Premiere cuts year-end forecasts


COLOGNE, Germany -- German pay TV group Premiere has reduced year-end forecasts following a weak second quarter but, buoyed by its recent soccer-rights deal with competitor Arena, is predicting strong growth in 2008.

The Munich-based broadcaster trimmed second-quarter losses, booking a net loss of €32.6 million ($45 million), compared with a massive €138.8 million loss in the second quarter of 2006. Revenue, however, was down 15% to €229.1 million ($315.5 million).

As a result, Premiere now says it expects to earn €1.04 billion-€1.05 billion ($1.43 billion-$1.45 billion) this year, down from the €1.05 billion-€1.1 billion initially forecast. Premiere has reduced its operating profit (EBITDA) forecast for 2007 as well, targeting an EBITDA of €80 million-€100 million ($110 million-$138 million), below the original forecast of €120 million-€140 million for the full year.
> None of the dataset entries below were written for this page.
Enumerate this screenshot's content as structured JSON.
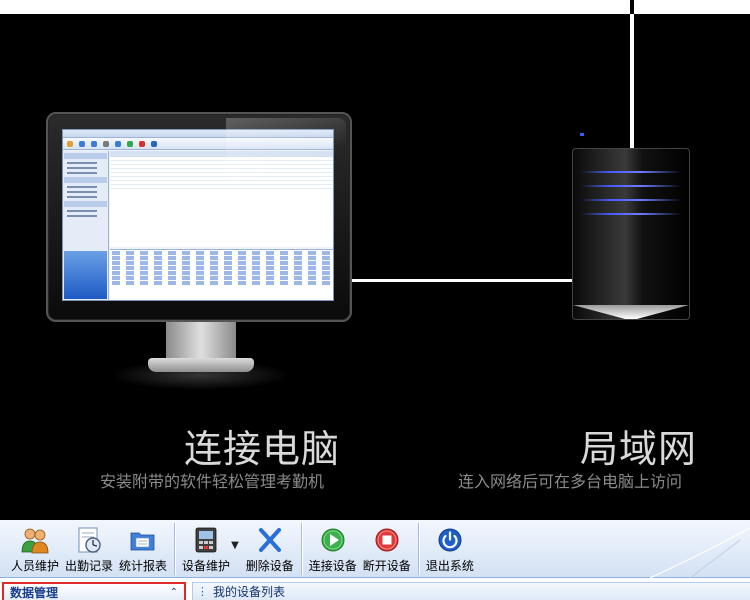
{
  "promo": {
    "left": {
      "title": "连接电脑",
      "subtitle": "安装附带的软件轻松管理考勤机"
    },
    "right": {
      "title": "局域网",
      "subtitle": "连入网络后可在多台电脑上访问"
    }
  },
  "toolbar": {
    "groups": [
      [
        {
          "name": "personnel-button",
          "label": "人员维护",
          "icon": "people-icon"
        },
        {
          "name": "attendance-record-button",
          "label": "出勤记录",
          "icon": "clock-document-icon"
        },
        {
          "name": "stats-report-button",
          "label": "统计报表",
          "icon": "folder-report-icon"
        }
      ],
      [
        {
          "name": "device-maintenance-button",
          "label": "设备维护",
          "icon": "attendance-device-icon"
        },
        {
          "name": "delete-device-button",
          "label": "删除设备",
          "icon": "blue-x-icon"
        }
      ],
      [
        {
          "name": "connect-device-button",
          "label": "连接设备",
          "icon": "green-play-icon"
        },
        {
          "name": "disconnect-device-button",
          "label": "断开设备",
          "icon": "red-stop-icon"
        }
      ],
      [
        {
          "name": "exit-system-button",
          "label": "退出系统",
          "icon": "power-icon"
        }
      ]
    ]
  },
  "panels": {
    "left_title": "数据管理",
    "right_title": "我的设备列表"
  },
  "colors": {
    "highlight_border": "#e02a2a",
    "toolbar_top": "#f3f7fd",
    "toolbar_bottom": "#d3e1f4"
  }
}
Premiere CEO Georg Kofler blamed the second-quarter drop on uncertainty surrounding the Arena deal. German regulatory authorities blocked the initial agreement between the two companies, which would have seen Premiere and Arena jointly market German Bundesliga soccer matches on their respective satellite services.

"The ban on marketing Arena via satellite meant, of course, that substantial revenue potential (in the second quarter) could not be achieved," Kofler said in a statement.

In a ruling Wednesday, the German cartel office approved an altered version of the deal. Arena will be allowed to sublicense Bundesliga rights to Premiere but the companies can not cooperate in marketing the games (HR 7/18).

Kofler said Thursday that Premiere will pay Arena "around €100 million ($138 million) per season for the Bundesliga. In addition, Arena's parent company, Unity Media, will take a 16.7% stake in Premiere. Arena originally bought the rights for €220 million a season.

"It's a smart deal," Kofler said, adding that, in addition to rights to the first and second division Bundesliga, the Arena deal includes German pay TV rights for the Spanish Primera Division and England's Premier League. Arena also will hand Premiere the licenses to air matches at sport bars across the country.

Fueled by the Bundesliga, Kofler is predicting major growth for Premiere.

By year's end, he expects to add 1 million subscribers, bringing Premiere's total to 4.4 million, of which some 700,000 will receive Premiere's Bundesliga service via Arena.

In a separate deal, Premiere extended its cable distribution deal with Arena, ensuring Premiere's pay TV platform will be carried on Arena's cable networks through 2013.

In 2008, Kofler is forecasting 4.8 million subscribers, revenue of €1.2 billion ($1.7 billion) and an EBITDA of €180 million-€200 million ($248 million-$275 million).

Analysts seem to agree with Kofler's rosy predictions. Sven Krupp of AC Research has put out a buy recommendation for Premiere stock.

"With this (the Arena agreement), Premiere is essentially where it was before it lost the Bundesliga rights (in December 2005), Krupp said. "Only that then Premiere stock was around €24, it is currently trading below €20."

German bank WestLB also boosted its rating for Premiere from "reduce" to "add." The bank increased its target price for Premiere shares from €15.5 to €22.

Day traders Thursday differed with that assessment. Profit taking in Frankfurt sent Premiere shares down 4.6% by midday to €18.95 ($26.1).